Posted 24th Oct 2016 by Peter Byrne
This year, The British Beekeepers Association (BBKA) is celebrating the annual National Honey Week from the 24th – 28th October. This coincides with the publication of the BBKA Honey Survey, which measures the annual honey crop, and the National Honey Show which takes place from the 27th-29th October.
How honey and bees wax is made
Once the bees have collected nectar from flowers, they make honey by mixing the nectar with enzymes, and then store the honey in hexagonal wax honeycomb.
Honey itself is actually comprised of 80 per cent sugar, mainly sucrose and fructose, 17 per cent water and a small element of minerals, vitamins, pollen and protein. The protein comes from the pollen the bees eat. Honey is very runny at first, and to dry it out, the honey bees vibrate their wings, making the water content evaporate until the honey is about 17 per cent water. Then the bees cap or seal the individual cells of honey with a thin layer of wax.
The importance of the honey bee
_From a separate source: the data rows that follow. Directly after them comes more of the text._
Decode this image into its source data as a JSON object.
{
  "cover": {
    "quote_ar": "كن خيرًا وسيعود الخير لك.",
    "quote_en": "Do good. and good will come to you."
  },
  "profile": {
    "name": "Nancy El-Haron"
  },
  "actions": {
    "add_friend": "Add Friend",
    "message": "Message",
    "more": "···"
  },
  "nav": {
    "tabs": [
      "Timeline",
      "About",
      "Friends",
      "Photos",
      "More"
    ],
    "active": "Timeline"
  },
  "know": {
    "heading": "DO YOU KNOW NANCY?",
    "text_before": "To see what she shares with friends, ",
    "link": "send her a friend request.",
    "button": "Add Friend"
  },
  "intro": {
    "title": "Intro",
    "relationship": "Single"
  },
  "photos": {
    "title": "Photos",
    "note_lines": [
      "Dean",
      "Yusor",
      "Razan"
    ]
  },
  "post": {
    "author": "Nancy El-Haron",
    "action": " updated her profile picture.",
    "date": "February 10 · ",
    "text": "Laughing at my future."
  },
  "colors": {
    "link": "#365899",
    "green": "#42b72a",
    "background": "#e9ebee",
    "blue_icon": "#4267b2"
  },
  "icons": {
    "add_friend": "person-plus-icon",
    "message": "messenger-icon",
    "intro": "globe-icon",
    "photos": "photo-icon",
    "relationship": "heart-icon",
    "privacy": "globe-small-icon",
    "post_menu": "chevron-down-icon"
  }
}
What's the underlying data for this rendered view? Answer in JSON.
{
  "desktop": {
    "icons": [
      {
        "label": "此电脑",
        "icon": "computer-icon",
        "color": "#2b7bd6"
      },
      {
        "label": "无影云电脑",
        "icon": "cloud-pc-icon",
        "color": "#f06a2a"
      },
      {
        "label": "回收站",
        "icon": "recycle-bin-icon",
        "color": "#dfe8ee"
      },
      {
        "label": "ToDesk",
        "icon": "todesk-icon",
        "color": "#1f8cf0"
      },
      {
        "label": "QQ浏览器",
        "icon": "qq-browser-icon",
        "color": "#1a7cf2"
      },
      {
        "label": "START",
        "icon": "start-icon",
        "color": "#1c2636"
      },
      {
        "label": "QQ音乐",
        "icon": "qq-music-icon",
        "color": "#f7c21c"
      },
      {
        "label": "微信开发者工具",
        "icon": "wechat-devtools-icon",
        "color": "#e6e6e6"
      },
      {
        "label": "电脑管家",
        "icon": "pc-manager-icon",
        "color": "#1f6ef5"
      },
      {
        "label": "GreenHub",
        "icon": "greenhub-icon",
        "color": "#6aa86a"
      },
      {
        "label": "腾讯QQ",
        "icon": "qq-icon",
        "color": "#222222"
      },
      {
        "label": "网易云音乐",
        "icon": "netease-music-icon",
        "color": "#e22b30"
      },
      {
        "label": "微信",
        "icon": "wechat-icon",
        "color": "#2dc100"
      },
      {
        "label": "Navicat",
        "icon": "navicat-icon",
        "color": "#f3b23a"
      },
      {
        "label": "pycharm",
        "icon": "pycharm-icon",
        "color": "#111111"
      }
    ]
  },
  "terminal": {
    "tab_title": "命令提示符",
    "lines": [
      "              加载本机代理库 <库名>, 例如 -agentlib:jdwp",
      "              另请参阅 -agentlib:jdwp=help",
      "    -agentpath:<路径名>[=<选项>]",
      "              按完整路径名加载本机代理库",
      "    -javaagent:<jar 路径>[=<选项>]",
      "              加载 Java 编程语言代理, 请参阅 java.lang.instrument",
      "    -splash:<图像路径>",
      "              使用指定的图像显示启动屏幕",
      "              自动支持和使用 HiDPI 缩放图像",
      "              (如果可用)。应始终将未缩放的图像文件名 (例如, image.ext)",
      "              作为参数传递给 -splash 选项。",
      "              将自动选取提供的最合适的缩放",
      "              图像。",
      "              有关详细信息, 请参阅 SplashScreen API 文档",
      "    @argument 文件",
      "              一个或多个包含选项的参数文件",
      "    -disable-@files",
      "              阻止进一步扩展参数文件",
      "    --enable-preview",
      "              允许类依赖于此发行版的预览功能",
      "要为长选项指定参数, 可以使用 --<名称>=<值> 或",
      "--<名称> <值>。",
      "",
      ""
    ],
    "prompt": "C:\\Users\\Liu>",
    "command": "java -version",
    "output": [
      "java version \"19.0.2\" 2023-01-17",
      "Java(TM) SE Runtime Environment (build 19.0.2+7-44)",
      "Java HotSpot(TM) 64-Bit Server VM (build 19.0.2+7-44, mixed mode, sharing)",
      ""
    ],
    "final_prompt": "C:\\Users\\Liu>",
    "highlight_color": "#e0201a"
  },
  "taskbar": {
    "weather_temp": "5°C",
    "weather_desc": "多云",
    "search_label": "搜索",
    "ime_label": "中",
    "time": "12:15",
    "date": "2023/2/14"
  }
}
The pollination process actually creates a third of what we eat and allows 90% of our wild plants to thrive, and honey bees are our most important pollinators.
The honey bee population, as well as other vital pollinators, is under threat and many believe this is due to pesticides and lack of forage, as well as disease. The varroa mite was introduced to the UK in the 1990’s and it has had a devastating effect on honey bees because it weakens the bees and makes them much more prone to disease. BBKA beekeeper training courses place an emphasis on ensuring beekeepers learn how to manage the parasite effectively.
Help save the honey bee
The Adopt a Beehive scheme helps save the honey bee as all profits are invested into funding vital research into honey bee health. The subscription lasts a year, and adopters can adopt a beehive from one of ten different UK regions. As well as receiving seasonal updates from the adopted hive’s progress, the adopter also receives a welcome pack full of bee goodies- it is the perfect gift!